Granted, there was a lot of flip-flopping between stories in this book, but I still read it as though Trez and Selena were the thread holding it all together. Maybe I was forcing it because that’s what I expect of romance but she did nothing to change my perspective. The only thing that hinted at things not working were the page numbers. I inched my way through the book, page by page. 200 pages — still so much time left. 300 pages — wow, they’re moving fast. Can’t believe they’ve said I love you already. 600 pages — so a cure better come soon, they’re running out of time.
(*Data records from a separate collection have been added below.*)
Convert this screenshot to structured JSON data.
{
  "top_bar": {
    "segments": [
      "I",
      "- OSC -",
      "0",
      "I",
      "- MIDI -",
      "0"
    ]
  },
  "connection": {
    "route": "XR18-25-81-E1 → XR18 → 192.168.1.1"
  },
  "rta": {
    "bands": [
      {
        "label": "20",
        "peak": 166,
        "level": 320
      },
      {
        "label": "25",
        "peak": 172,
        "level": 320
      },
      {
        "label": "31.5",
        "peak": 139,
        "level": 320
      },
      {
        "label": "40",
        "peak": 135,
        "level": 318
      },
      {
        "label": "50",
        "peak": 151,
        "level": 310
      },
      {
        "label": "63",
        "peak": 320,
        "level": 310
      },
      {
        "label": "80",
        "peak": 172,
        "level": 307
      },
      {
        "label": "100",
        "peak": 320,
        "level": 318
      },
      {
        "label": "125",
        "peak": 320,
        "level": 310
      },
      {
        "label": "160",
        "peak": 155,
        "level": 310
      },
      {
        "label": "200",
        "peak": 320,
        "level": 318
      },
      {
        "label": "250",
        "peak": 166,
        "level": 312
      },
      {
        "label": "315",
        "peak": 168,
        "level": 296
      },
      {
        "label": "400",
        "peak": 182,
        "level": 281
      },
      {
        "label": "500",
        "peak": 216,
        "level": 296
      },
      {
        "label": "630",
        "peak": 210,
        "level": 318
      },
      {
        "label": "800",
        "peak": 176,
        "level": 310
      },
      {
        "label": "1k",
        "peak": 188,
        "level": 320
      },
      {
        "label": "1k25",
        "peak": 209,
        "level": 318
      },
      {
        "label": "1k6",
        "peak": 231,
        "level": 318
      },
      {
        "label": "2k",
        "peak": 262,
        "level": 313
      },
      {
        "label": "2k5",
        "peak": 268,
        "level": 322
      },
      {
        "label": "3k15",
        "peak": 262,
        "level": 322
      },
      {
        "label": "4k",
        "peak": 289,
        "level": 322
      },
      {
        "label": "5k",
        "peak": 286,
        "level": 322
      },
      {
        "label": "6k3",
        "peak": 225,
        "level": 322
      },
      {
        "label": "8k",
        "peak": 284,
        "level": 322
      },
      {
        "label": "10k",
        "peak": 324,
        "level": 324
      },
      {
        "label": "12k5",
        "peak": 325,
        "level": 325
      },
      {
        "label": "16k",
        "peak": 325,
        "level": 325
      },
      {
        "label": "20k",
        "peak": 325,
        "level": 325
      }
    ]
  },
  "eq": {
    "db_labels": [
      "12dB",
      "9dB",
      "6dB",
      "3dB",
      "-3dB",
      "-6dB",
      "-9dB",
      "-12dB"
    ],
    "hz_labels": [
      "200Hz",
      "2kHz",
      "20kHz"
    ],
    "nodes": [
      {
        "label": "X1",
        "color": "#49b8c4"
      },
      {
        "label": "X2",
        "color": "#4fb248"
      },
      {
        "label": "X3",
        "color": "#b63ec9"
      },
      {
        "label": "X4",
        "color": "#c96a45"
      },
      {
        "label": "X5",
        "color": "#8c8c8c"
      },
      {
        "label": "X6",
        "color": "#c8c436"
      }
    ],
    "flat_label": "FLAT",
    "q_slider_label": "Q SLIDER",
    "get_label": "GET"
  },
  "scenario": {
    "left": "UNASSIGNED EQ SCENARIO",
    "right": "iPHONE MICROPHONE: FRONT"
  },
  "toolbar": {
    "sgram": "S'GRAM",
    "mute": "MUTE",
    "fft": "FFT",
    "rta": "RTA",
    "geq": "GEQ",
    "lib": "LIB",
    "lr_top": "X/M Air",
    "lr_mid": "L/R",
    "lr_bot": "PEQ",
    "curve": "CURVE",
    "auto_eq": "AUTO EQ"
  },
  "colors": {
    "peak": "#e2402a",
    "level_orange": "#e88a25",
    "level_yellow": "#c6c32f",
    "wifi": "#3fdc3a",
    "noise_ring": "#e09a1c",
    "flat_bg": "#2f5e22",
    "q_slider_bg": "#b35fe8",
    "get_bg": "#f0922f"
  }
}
They fucking burned her body, and I was still unconvinced. Heroines have been brought back from the dead before, why would this be any different?
I didn’t believe it. It felt like she was just trying to mix things up, but romance can’t function that way unless you tell your readers things are going to change. Tell them before the release date.
If you want to argue the case that there was still a HEA in this book, then fine. But I’m not going to buy it. iAm met maichen halfway through the book. He barely spent three scenes with her, then BAM, everything’s resolved and we’re deeply in love. If Ward had seen fit to grant us with a li’l more of them, maybe this book wouldn’t have been the massive disappointment it turned out to be.
The series is changing, and I don’t like where it’s going. The thing I hate the most is the fact that I still won’t stop reading it. I know. I’m ill! Why complain about something I have the power to end? It’s because I loved the feeling I got when I read Lover Eternal. I loved the way the characters functioned. I loved that Rhage was blindly following Mary in the hallway. It was her voice. Her scent that did him over. I loved that I fell in love with Qhuinn and Blay before I read their book. I loved that I could watch them go from friends to lovers so beautifully.
I know the series is messed up. I know the race issues in it should make me walk away. But it makes me want to look at it critically and ask why Ward refuses to see colour and race but gives them such deliberate cultural signifiers. I want to know why masculinity is so uncompromising at times, but sometimes is so fluid and soft that the heroes are crying more than the heroines. I want to know why her female characters don’t feel as alive as the Brothers, and why she isn’t comfortable writing women. I want to keep talking about this series because it’s important.
But it’s going to be a challenge to go back when she’s broken a rule that, to me, should be pretty damn unbreakable.
If you just read this and wondered what Gabby was talking about, you can catch up by reading the BDB cheat sheets.